In times of greatest strife, the greatest buffers against ill winds have always come via sport and farming. And, in the course of the one week lately, quantities of resilience were tested to the end of elastic point. Owing to a trying shift in personal circumstances and, equally as profoundly, the almost indescribable grief and sadness felt at the passing of a very dear friend, the late Peter A Ward (Aidan).
Though immensely difficult, focus had to be regained as I know it’s what Aidan would’ve wanted. It will come as little surprise either that the biggest cloak of solace which enabled navigation of trying times did manifest themselves through happenings in farming and – to a greater extent during the period concerned – sport.

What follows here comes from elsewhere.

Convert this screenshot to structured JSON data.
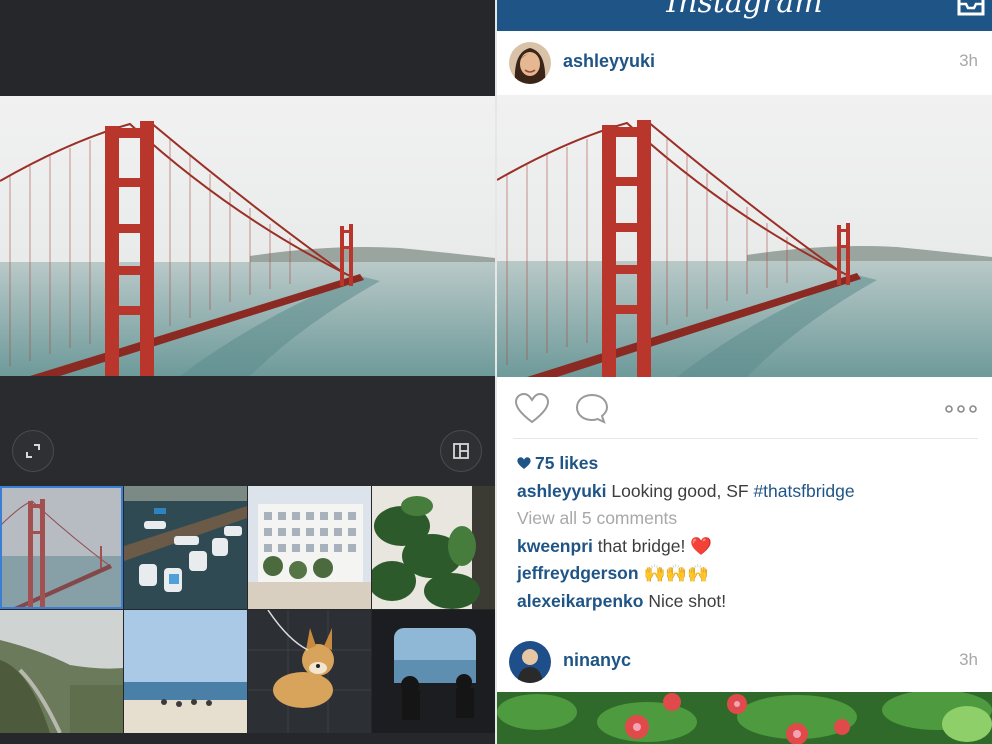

Even if what did transpire across a few sporting codes led to altered perspectives on many fronts. They say a week is a long time in politics, well, in the early parts of the National Leagues in both football and hurling, a similar caveat should apply. Look no further than the outcomes of Meath’s opening two jousts in the Spring competition for evidence.
After annexation of the O’Byrne Cup and an impressive opening outing against Armagh, sights would justifiably have been set on promotion rather than survival. Now, while it would be a reaction of the extreme knee-jerk variety to assert that such aspirations are hereafter futile following the reversal against Fermanagh, the inescapable reality is that advancement now looks a decidedly more arduous task. Especially as it’s a good number of years since Div. 2 was such a minefield of competition.
Mind you, in other sporting spheres there has had to be an albeit slight recalibration of current standings. For all that it was obvious that life in the post Paul O’Connell era was going to take some adjusting to, Joe Schmidt would surely have been entitled to a smoother conveyance than has transpired. His squad having beset by the sort of injury crisis which puts claims relating to strength and depth to the test.
Draws in rugby might me as rare as a white Christmas nowadays, but, any realistic appraisal of Ireland’s opening day encounter with Wales would surely be inclined to conclude that a division of the spoils in that instance represented a positive outcome. Right, it could with credence be opined that, having gone 13-0 up, the home side should have kicked on and won.
However, some leeway must presumably be afforded given the depletion in availability of Schmidt’s first choice combatants, allied to the fact that there appears to be no diminishment whatsoever in the potency of Warren Gatland’s team. Thus, with Jonny Sexton again visibly ailing, that the luckless fly half was able to nail the kick which ensured parity at the end actually amounted to something of a triumph. There were other positives to take from the stalemate too.
The standout one being Stander, CJ that is. Even allowing for my fondness for rugby folk down south, I have yearned for the day that South African Munster man qualified to play for Ireland, and when the day dawned it certainly didn’t disappoint. The inspirational powerhouse was a deserving winner of Man Of The Match following his first occasion to belt out the national anthem!
Though he had to have been pushed close for the accolade by Meath’s Devin Toner. Naturally, much of the focus beforehand centred on how Ireland would cope in the area of the field that used to be O’Connell’s stomping ground. To my mind, the occurrence of the first such attempt happened to be Toner’s best display to date in an Irish jersey. In one sense, talk of replacing the red marauder is tantamount to folly. However, on most recent evidence, the Moynalvey man is on course to become the new leader of the line out.
Of course, the draw means there’ll be no Triple Crown or Grand Slam, but the capture of a third consecutive Championship would be momentous in itself. Thoughts now turn to racing where the top prizes are also beyond the reach of many due to the ceaseless dominance of Willie Mullins.
Exactly that was underlined still further over the course of one weekend when representatives of the Closutton handler that were deemed second or third string mop up big prizes. It’s not all about Mullins though. So it was heart warming beyond description to see establishments with which especial affinity is held – those of Jim Dreaper and Noel Meade – enjoy resurgences in form of late.
Bonny Kate looks a mare capable of winning more big prizes for Noel, while the sight of Jim having three winners in a week returned thoughts to days of yore and underlined that class is permanent. Seeing the colours of the Newell family from Dunshaughlin carried to victory by Mr Cosmopolitan was a triumph for persistence by the trainer and indeed his returning rider Jamie Flynn, while the victories of Cerca Trova will have carried particular poignancy at this time.
Both aforementioned trainers have been having commendable seasons in their own right and thus lifted certain spirits immeasurably.